- Exercise directions -
For the data below, report only the number of lines containing the string "REMOVE".

Data supplied section start

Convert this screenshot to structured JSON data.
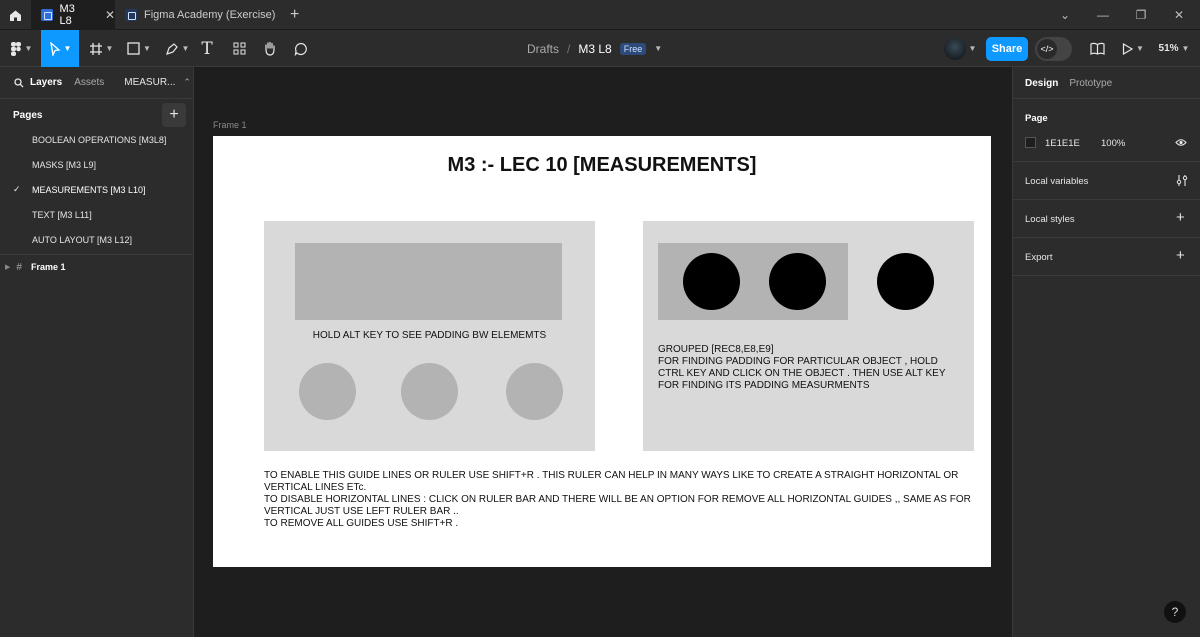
{
  "tabs": [
    {
      "label": "M3 L8",
      "active": true
    },
    {
      "label": "Figma Academy (Exercise)",
      "active": false
    }
  ],
  "breadcrumb": {
    "folder": "Drafts",
    "separator": "/",
    "file": "M3 L8",
    "plan_badge": "Free"
  },
  "toolbar": {
    "share_label": "Share",
    "zoom": "51%"
  },
  "left_panel": {
    "tabs": [
      "Layers",
      "Assets"
    ],
    "page_dropdown": "MEASUR...",
    "pages_title": "Pages",
    "pages": [
      {
        "label": "BOOLEAN OPERATIONS [M3L8]",
        "current": false
      },
      {
        "label": "MASKS [M3 L9]",
        "current": false
      },
      {
        "label": "MEASUREMENTS [M3 L10]",
        "current": true
      },
      {
        "label": "TEXT [M3 L11]",
        "current": false
      },
      {
        "label": "AUTO LAYOUT [M3 L12]",
        "current": false
      }
    ],
    "layer": "Frame 1"
  },
  "right_panel": {
    "tabs": [
      "Design",
      "Prototype"
    ],
    "page_section": "Page",
    "page_color_hex": "1E1E1E",
    "page_opacity": "100%",
    "sections": [
      "Local variables",
      "Local styles",
      "Export"
    ]
  },
  "canvas": {
    "frame_label": "Frame 1",
    "title": "M3 :- LEC 10 [MEASUREMENTS]",
    "left_caption": "HOLD ALT KEY TO SEE PADDING BW ELEMEMTS",
    "right_caption_lines": [
      "GROUPED [REC8,E8,E9]",
      "FOR FINDING PADDING FOR PARTICULAR OBJECT , HOLD",
      "CTRL KEY AND CLICK ON THE OBJECT . THEN USE ALT KEY",
      "FOR FINDING ITS PADDING MEASURMENTS"
    ],
    "notes": [
      "TO ENABLE THIS GUIDE LINES OR RULER USE SHIFT+R . THIS RULER CAN HELP IN MANY WAYS LIKE TO CREATE A STRAIGHT HORIZONTAL OR",
      "VERTICAL LINES ETc.",
      "TO DISABLE HORIZONTAL LINES : CLICK ON  RULER BAR AND THERE WILL BE AN OPTION FOR REMOVE ALL HORIZONTAL GUIDES ,, SAME AS FOR",
      "VERTICAL JUST USE LEFT RULER BAR ..",
      "TO REMOVE ALL GUIDES USE SHIFT+R ."
    ]
  },
  "help_label": "?",
  "colors": {
    "accent": "#0d99ff",
    "panel": "#2c2c2c",
    "canvas": "#1e1e1e"
  }
}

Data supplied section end

- Result of this task -
2